(Data records for software interfaces)

- Opening Delimiter -

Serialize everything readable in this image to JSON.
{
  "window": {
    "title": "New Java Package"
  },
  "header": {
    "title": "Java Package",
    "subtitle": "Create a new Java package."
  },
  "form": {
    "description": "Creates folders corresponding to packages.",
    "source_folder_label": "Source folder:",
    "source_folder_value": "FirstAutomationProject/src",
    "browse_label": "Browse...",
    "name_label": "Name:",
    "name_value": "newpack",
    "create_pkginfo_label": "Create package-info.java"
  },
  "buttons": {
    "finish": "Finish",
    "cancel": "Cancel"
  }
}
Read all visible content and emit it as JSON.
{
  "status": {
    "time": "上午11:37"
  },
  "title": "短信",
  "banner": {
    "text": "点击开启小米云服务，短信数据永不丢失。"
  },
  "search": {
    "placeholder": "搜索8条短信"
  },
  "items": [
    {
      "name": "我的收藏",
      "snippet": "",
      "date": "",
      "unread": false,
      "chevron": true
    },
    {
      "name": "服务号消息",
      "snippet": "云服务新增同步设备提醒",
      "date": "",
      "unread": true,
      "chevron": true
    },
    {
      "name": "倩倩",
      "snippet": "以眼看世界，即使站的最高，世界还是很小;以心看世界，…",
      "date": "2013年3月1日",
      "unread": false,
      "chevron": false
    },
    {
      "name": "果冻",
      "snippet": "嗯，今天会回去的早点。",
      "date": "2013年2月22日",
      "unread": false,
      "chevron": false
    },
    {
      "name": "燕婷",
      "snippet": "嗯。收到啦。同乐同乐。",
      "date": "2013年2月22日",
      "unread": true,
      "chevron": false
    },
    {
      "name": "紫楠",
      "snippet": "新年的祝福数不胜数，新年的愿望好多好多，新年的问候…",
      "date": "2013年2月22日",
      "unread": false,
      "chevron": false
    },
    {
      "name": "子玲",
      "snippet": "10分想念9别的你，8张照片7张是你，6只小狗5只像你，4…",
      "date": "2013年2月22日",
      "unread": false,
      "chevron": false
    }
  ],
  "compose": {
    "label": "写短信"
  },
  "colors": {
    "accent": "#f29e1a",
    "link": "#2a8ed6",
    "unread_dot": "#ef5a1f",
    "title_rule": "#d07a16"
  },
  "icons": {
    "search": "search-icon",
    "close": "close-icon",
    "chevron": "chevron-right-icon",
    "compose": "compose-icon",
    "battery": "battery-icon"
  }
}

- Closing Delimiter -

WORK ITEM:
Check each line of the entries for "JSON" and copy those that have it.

RESULT OF THE EXERCISE:
Serialize everything readable in this image to JSON.
Read all visible content and emit it as JSON.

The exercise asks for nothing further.